*** Raw data ***

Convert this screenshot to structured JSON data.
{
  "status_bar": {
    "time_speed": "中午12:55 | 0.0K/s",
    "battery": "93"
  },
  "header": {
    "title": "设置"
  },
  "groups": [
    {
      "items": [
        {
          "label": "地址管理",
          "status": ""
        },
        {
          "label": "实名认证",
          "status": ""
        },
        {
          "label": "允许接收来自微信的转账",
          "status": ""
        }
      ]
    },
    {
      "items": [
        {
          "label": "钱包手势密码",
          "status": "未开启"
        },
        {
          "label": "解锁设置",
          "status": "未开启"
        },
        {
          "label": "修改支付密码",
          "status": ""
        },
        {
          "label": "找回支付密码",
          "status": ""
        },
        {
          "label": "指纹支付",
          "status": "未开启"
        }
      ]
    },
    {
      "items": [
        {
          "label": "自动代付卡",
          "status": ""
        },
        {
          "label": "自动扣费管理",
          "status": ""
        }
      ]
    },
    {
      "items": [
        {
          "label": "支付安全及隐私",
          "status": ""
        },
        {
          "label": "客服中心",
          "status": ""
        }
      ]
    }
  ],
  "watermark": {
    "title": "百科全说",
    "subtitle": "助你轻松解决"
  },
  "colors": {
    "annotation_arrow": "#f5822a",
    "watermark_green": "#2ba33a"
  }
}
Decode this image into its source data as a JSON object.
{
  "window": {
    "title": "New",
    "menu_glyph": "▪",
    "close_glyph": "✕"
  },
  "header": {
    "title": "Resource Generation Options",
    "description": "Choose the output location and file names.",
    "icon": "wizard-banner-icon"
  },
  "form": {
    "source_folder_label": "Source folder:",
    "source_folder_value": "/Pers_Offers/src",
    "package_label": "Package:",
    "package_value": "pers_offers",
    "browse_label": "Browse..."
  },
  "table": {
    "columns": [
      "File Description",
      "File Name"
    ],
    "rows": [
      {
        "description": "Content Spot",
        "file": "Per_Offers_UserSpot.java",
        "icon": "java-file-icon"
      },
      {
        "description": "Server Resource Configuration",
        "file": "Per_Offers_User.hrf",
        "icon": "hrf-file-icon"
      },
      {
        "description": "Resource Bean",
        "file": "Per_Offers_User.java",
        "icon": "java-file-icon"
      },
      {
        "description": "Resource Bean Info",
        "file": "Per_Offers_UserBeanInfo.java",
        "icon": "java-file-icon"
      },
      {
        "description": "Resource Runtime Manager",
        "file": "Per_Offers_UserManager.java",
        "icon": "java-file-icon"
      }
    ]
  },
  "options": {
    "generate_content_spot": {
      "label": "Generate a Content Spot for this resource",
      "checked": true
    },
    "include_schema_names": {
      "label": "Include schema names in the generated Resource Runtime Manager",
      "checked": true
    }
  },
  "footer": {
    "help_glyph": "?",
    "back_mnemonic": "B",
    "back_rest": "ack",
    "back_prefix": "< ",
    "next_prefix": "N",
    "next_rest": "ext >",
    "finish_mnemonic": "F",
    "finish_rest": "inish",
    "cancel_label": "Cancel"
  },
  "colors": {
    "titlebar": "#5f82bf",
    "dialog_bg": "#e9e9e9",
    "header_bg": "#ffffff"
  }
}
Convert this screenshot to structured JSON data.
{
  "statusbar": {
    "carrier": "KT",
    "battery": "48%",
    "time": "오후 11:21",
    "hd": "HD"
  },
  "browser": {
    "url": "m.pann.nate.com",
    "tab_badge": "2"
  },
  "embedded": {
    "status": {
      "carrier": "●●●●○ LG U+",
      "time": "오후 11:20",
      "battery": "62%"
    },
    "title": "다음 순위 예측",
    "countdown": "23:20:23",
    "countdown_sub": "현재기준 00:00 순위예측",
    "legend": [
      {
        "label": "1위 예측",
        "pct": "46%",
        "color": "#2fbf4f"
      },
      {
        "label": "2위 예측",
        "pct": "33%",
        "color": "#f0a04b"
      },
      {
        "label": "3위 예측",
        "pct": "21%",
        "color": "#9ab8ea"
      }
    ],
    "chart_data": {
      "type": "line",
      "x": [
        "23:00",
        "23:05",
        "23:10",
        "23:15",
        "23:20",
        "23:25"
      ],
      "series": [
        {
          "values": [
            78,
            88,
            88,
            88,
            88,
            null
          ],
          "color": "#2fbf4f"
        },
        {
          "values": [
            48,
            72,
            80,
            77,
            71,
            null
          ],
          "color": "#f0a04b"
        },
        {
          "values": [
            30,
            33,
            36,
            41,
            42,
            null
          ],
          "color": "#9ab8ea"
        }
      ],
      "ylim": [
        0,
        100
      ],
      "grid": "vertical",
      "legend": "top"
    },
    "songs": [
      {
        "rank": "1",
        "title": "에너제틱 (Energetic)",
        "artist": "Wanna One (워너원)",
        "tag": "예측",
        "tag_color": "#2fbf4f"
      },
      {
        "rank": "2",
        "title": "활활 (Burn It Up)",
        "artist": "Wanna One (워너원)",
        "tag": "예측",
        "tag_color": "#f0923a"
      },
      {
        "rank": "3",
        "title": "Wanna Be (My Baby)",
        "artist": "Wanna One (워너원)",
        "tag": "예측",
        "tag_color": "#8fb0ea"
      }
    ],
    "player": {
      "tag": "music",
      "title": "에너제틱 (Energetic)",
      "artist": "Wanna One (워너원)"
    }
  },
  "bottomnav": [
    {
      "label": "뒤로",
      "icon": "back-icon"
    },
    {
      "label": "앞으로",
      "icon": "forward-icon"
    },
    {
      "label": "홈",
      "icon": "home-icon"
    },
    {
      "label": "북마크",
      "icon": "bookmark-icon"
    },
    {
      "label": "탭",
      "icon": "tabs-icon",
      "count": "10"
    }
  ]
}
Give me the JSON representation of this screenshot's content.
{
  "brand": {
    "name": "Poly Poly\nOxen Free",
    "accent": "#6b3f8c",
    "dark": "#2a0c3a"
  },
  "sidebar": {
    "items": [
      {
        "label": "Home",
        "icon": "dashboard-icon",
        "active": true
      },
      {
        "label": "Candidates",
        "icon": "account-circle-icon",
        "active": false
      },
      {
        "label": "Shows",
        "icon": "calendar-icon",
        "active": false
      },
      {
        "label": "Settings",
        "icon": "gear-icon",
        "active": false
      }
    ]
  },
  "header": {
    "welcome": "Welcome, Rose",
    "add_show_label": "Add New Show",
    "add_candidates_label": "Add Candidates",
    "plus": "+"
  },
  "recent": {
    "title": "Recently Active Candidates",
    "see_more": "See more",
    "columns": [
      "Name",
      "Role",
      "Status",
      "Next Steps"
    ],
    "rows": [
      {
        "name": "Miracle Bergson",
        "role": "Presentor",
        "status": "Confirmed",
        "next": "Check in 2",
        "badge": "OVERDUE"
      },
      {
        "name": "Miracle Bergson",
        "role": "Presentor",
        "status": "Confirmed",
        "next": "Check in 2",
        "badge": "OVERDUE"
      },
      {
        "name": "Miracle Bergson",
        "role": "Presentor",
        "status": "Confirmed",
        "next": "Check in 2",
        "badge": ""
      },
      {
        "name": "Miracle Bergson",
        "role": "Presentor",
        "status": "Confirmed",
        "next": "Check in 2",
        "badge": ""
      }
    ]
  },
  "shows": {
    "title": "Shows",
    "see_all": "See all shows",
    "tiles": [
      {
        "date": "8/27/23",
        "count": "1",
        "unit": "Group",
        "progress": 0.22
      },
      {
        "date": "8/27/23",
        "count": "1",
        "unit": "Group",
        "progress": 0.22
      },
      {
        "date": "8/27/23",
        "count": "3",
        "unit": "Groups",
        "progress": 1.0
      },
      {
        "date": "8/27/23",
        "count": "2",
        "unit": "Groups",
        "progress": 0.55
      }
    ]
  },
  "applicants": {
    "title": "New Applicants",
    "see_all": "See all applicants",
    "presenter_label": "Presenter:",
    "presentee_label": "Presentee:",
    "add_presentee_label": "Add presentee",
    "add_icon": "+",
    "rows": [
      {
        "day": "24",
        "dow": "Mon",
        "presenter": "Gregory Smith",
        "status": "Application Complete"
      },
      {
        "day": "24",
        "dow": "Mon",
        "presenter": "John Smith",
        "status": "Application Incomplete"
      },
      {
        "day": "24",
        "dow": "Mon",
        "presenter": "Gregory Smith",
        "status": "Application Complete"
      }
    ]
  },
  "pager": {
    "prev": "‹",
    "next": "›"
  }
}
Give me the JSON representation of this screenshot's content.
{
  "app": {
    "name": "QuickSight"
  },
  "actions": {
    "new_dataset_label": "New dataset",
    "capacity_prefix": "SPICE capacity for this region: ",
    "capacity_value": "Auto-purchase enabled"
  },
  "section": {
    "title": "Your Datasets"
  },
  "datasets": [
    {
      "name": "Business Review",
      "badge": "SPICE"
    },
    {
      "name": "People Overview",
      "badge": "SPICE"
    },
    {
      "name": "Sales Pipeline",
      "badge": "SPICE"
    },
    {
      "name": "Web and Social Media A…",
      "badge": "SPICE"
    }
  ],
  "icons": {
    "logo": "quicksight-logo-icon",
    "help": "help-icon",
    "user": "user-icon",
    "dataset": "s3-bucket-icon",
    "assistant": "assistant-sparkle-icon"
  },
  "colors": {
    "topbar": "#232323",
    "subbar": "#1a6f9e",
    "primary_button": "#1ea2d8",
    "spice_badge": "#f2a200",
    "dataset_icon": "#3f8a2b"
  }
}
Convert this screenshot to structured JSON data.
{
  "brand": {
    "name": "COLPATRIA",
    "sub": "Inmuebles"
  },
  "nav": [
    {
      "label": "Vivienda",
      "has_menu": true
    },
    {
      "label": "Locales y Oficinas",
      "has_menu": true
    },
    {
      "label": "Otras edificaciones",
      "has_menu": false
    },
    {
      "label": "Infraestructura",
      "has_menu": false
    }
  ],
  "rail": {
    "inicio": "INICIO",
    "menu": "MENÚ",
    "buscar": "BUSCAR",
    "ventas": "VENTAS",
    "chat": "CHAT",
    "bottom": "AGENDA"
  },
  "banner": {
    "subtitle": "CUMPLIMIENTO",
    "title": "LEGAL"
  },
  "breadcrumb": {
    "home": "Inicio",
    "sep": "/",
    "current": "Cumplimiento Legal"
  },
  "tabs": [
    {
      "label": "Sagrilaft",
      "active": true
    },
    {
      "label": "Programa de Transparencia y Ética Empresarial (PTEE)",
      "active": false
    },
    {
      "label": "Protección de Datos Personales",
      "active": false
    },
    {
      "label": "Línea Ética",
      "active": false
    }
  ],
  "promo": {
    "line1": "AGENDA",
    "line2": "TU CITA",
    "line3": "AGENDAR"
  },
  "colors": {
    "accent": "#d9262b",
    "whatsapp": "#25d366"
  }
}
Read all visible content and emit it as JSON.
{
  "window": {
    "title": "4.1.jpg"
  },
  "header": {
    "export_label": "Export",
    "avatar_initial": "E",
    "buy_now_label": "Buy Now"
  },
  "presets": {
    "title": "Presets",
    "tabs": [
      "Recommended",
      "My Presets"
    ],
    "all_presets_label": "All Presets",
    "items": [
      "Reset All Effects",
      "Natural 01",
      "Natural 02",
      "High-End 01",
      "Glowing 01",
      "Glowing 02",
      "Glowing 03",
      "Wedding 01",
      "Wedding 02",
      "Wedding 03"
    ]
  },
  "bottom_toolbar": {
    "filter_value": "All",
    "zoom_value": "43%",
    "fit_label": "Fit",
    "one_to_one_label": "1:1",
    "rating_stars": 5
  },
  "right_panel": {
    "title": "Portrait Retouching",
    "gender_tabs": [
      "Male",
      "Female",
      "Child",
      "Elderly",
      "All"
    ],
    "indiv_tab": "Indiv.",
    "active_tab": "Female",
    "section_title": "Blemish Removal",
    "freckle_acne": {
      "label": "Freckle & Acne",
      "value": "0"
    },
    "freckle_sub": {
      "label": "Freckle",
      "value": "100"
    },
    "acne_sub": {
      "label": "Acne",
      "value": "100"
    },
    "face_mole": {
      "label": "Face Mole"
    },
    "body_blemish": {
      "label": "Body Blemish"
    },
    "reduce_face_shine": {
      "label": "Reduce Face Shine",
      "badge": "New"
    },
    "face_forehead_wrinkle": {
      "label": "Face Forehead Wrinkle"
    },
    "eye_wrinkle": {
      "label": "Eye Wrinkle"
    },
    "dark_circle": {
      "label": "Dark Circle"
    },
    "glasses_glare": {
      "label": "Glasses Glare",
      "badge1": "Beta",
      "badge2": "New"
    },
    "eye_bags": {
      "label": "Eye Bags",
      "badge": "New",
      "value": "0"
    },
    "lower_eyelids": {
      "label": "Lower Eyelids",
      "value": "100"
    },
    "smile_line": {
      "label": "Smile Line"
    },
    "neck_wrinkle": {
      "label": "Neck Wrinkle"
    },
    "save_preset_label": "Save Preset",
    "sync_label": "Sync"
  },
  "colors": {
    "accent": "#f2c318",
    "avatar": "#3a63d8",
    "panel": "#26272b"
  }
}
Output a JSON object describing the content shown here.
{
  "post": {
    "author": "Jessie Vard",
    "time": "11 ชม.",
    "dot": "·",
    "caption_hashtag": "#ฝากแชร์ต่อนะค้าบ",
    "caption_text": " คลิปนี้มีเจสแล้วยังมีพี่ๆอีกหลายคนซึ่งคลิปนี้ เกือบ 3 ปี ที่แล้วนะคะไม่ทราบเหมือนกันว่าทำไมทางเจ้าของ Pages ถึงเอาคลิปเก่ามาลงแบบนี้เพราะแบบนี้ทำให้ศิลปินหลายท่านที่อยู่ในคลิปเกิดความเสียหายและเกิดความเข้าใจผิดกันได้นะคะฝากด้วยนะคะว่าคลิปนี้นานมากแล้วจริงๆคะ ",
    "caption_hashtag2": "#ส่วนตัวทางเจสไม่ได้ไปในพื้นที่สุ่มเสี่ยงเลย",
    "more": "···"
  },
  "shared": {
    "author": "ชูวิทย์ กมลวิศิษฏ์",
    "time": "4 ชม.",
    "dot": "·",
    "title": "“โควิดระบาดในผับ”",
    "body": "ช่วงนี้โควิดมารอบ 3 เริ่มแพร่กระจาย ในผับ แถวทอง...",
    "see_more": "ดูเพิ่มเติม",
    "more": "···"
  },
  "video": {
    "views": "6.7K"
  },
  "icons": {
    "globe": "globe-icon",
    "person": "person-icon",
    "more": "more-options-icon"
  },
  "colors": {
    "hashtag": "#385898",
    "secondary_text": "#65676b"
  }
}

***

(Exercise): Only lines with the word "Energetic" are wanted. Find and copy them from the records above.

(Reply):
        "title": "에너제틱 (Energetic)",
      "title": "에너제틱 (Energetic)",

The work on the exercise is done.